In the first, everything depends upon which gene the secretor parent donates to the child. If it is the Se gene, the child is a secretor... if it is the se gene, the child will be a nonsecretor. It's a toss-up.
In the second, Mom and Dad are both unsuspecting secretors with one recessive nonsecretor gene each. Just for fun, let's give them four kids. :-> Statistically, we expect their children to be: SeSe, Sese, Sese, and sese, not necessarily in that order. My man Bryan's parents happen to be in this situation. They are both secretors, as are their two younger children. Bryan, however, is a nonsecretor. Surprise! :-D
Rhesus type heredity follows the same pattern: two genes, with Rh+ dominant to Rh-. "Rh+" folks may be ++, or +- (one of each). "Rh-" always means --. As in the Nonsecretor Surprise, two "Rh+" parents may be scratching their heads upon the arrival of an "Rh-" little one... like a type A and B couple looking askance at each other on the birth of their type O baby. Knowing how blood type genetics works can circumvent loads of potential intrafamilial trouble! :-}
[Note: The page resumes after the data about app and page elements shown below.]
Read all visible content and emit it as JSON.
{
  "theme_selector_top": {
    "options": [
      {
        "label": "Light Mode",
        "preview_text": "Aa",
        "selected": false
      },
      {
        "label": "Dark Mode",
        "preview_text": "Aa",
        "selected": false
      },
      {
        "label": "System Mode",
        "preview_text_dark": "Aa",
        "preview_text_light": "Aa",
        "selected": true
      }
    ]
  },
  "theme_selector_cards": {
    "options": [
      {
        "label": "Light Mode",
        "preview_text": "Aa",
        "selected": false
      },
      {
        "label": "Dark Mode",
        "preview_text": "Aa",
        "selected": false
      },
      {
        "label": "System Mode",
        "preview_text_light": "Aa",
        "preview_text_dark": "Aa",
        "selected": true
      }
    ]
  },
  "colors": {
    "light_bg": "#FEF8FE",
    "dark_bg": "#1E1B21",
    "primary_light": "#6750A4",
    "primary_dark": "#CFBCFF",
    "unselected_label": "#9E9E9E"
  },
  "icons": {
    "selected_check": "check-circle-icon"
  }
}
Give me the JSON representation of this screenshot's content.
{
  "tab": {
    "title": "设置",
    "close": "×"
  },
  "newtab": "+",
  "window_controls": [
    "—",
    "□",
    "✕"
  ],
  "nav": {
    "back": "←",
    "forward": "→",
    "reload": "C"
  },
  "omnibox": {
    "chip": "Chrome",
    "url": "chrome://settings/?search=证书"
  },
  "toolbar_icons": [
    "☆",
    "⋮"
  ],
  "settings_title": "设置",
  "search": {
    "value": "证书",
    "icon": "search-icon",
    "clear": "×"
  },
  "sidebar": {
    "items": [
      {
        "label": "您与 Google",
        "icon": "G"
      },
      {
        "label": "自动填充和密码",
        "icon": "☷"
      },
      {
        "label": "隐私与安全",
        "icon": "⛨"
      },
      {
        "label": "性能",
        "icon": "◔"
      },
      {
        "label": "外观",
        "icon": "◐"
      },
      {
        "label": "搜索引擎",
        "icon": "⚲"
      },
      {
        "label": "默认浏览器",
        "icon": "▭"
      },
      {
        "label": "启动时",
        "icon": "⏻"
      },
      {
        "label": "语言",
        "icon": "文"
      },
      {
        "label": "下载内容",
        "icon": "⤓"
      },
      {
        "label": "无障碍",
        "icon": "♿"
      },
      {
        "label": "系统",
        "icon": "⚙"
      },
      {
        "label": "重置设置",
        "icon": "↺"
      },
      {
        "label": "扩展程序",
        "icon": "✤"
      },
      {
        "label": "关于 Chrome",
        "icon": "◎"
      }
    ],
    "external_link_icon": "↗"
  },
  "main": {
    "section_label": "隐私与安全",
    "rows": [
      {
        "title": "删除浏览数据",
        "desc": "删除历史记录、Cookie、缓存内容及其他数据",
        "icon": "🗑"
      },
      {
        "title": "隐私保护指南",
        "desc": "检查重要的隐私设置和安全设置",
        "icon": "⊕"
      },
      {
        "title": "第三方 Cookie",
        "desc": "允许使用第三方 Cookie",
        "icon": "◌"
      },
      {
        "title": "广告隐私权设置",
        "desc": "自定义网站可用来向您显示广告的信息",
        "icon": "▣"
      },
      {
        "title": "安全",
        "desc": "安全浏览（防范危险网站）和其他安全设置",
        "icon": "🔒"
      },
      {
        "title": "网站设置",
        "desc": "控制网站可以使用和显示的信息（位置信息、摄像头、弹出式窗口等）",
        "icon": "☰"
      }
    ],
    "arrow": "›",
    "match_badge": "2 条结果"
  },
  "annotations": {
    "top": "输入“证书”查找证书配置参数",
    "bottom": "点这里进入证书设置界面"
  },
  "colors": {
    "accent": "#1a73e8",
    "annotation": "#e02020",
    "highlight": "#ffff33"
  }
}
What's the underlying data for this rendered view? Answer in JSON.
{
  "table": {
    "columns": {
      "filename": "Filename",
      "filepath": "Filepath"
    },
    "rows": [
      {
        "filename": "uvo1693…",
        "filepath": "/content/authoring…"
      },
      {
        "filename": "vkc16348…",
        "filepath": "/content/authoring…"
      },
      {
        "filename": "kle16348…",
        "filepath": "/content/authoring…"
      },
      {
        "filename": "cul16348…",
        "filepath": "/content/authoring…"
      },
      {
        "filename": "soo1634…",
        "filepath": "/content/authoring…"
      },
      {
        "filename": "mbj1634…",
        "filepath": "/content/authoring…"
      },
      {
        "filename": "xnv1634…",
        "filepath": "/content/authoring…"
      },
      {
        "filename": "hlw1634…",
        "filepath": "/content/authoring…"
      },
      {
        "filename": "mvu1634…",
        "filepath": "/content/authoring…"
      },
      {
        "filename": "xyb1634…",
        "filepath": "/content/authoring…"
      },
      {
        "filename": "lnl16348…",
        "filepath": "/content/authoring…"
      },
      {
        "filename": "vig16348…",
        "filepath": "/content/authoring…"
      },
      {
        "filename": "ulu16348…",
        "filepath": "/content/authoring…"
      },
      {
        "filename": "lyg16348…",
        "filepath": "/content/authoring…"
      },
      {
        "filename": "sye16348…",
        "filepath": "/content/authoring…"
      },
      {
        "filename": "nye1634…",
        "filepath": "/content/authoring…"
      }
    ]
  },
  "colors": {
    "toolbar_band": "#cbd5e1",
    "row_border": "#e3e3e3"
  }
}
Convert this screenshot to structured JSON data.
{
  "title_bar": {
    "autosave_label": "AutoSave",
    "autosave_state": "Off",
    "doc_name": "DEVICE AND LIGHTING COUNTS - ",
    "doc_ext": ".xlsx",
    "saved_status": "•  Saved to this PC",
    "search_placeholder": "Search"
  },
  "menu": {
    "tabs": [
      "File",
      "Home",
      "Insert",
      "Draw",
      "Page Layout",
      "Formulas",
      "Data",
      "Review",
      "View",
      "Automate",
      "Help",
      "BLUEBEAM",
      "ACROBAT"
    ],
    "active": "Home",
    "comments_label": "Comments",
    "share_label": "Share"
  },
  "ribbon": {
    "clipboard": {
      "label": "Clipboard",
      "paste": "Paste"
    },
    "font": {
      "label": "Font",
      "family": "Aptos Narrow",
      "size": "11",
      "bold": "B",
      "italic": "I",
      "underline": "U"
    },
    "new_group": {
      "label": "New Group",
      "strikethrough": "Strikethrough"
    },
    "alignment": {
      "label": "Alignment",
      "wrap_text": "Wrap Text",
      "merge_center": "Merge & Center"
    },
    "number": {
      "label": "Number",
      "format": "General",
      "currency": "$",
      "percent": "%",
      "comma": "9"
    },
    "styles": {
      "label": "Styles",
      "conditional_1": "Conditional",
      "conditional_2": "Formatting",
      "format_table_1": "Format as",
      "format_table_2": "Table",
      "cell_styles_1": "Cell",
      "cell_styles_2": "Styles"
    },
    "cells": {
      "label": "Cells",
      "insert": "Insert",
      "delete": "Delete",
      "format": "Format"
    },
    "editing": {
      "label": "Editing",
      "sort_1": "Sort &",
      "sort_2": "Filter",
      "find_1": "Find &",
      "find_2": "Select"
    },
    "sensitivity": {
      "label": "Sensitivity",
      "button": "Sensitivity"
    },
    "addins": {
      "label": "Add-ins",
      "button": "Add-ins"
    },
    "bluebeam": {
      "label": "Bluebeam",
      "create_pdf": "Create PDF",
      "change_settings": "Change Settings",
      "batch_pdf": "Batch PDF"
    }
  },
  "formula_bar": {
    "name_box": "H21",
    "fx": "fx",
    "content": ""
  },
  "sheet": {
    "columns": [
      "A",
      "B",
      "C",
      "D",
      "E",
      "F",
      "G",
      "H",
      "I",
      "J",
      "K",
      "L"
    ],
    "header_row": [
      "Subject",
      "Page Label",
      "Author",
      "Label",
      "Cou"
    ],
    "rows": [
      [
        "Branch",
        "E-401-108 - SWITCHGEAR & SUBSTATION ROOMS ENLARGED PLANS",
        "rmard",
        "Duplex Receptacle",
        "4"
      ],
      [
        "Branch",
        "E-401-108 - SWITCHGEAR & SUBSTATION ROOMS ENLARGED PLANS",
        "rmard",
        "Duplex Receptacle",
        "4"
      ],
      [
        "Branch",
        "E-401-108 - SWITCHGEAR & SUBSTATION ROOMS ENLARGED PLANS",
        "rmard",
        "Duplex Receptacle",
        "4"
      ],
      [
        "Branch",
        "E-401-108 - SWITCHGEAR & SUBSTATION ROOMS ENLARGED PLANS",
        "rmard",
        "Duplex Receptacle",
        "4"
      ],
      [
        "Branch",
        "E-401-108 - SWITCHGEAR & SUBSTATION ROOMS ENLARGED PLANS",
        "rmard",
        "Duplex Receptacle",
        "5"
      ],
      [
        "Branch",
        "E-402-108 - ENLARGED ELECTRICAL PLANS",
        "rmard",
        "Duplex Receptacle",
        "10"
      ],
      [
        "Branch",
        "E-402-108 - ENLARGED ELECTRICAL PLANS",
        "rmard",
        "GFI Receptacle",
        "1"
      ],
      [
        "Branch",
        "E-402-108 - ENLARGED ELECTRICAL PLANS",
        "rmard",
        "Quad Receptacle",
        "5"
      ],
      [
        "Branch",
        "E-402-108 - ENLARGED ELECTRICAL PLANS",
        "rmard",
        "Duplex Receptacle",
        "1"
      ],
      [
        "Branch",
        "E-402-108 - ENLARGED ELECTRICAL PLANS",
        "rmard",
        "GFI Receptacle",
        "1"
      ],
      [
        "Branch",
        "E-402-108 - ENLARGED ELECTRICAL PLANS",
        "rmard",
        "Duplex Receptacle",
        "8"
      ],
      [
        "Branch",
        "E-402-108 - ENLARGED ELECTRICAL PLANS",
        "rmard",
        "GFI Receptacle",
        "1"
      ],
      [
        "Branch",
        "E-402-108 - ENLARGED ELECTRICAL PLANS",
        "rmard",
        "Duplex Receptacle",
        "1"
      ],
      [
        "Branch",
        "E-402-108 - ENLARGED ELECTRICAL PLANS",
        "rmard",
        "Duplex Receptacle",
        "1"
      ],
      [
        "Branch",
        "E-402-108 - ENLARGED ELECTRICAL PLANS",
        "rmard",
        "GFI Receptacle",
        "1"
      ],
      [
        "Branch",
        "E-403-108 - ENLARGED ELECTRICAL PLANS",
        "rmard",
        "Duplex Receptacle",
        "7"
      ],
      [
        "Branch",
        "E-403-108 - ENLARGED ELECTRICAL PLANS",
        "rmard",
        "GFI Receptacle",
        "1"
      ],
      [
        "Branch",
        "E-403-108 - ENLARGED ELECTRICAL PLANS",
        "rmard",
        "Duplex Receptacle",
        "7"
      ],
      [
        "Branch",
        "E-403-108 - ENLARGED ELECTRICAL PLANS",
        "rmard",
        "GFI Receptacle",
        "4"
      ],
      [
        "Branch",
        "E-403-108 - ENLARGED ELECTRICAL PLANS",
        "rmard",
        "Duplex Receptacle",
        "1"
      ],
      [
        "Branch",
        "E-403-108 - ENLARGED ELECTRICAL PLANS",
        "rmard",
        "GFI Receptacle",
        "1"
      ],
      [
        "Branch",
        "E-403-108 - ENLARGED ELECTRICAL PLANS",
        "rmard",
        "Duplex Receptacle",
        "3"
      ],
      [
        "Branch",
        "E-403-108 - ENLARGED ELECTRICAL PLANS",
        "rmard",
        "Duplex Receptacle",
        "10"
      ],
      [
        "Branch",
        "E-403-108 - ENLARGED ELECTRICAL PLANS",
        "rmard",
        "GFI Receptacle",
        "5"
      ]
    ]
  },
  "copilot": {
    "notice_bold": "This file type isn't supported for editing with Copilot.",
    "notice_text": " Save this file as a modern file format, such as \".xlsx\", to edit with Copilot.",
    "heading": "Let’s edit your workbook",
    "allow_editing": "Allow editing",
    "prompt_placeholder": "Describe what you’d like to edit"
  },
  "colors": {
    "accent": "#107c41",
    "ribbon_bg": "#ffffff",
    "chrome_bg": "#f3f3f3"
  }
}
It's just another interesting thing about having kids: you learn things about yourself you might never have suspected -- biochemistry, too. :-D